*RAW DATA*
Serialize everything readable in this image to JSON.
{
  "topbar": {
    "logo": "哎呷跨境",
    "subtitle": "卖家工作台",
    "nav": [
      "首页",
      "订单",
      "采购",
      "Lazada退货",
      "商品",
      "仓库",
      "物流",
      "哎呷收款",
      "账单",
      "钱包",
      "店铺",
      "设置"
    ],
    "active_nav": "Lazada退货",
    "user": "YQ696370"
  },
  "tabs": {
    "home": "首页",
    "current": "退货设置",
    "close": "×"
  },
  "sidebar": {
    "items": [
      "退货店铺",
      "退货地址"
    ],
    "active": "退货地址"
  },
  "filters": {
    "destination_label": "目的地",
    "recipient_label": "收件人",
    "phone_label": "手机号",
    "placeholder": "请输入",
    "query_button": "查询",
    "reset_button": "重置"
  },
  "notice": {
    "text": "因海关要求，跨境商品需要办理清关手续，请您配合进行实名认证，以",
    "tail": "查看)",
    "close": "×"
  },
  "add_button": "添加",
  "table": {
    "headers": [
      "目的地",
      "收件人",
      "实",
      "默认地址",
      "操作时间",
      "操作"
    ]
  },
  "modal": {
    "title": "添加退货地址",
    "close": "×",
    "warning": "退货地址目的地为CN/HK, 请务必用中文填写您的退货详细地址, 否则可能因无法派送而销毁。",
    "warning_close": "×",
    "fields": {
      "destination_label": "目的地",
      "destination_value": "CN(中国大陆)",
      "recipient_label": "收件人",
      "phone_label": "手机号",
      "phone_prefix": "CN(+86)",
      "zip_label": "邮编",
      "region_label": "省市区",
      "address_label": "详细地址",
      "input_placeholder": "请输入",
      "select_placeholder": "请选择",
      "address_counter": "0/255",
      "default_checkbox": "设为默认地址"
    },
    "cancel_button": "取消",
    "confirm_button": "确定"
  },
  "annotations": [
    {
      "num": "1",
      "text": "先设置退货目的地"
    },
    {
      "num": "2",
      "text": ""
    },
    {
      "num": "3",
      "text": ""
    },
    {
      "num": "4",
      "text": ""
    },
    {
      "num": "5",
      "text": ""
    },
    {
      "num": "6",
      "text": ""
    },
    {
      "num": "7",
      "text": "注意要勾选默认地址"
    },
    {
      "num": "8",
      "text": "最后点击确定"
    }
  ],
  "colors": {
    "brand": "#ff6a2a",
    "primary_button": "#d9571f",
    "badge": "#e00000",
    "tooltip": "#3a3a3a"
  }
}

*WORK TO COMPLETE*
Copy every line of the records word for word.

*WRITTEN SOLUTION*
Serialize everything readable in this image to JSON.
{
  "topbar": {
    "logo": "哎呷跨境",
    "subtitle": "卖家工作台",
    "nav": [
      "首页",
      "订单",
      "采购",
      "Lazada退货",
      "商品",
      "仓库",
      "物流",
      "哎呷收款",
      "账单",
      "钱包",
      "店铺",
      "设置"
    ],
    "active_nav": "Lazada退货",
    "user": "YQ696370"
  },
  "tabs": {
    "home": "首页",
    "current": "退货设置",
    "close": "×"
  },
  "sidebar": {
    "items": [
      "退货店铺",
      "退货地址"
    ],
    "active": "退货地址"
  },
  "filters": {
    "destination_label": "目的地",
    "recipient_label": "收件人",
    "phone_label": "手机号",
    "placeholder": "请输入",
    "query_button": "查询",
    "reset_button": "重置"
  },
  "notice": {
    "text": "因海关要求，跨境商品需要办理清关手续，请您配合进行实名认证，以",
    "tail": "查看)",
    "close": "×"
  },
  "add_button": "添加",
  "table": {
    "headers": [
      "目的地",
      "收件人",
      "实",
      "默认地址",
      "操作时间",
      "操作"
    ]
  },
  "modal": {
    "title": "添加退货地址",
    "close": "×",
    "warning": "退货地址目的地为CN/HK, 请务必用中文填写您的退货详细地址, 否则可能因无法派送而销毁。",
    "warning_close": "×",
    "fields": {
      "destination_label": "目的地",
      "destination_value": "CN(中国大陆)",
      "recipient_label": "收件人",
      "phone_label": "手机号",
      "phone_prefix": "CN(+86)",
      "zip_label": "邮编",
      "region_label": "省市区",
      "address_label": "详细地址",
      "input_placeholder": "请输入",
      "select_placeholder": "请选择",
      "address_counter": "0/255",
      "default_checkbox": "设为默认地址"
    },
    "cancel_button": "取消",
    "confirm_button": "确定"
  },
  "annotations": [
    {
      "num": "1",
      "text": "先设置退货目的地"
    },
    {
      "num": "2",
      "text": ""
    },
    {
      "num": "3",
      "text": ""
    },
    {
      "num": "4",
      "text": ""
    },
    {
      "num": "5",
      "text": ""
    },
    {
      "num": "6",
      "text": ""
    },
    {
      "num": "7",
      "text": "注意要勾选默认地址"
    },
    {
      "num": "8",
      "text": "最后点击确定"
    }
  ],
  "colors": {
    "brand": "#ff6a2a",
    "primary_button": "#d9571f",
    "badge": "#e00000",
    "tooltip": "#3a3a3a"
  }
}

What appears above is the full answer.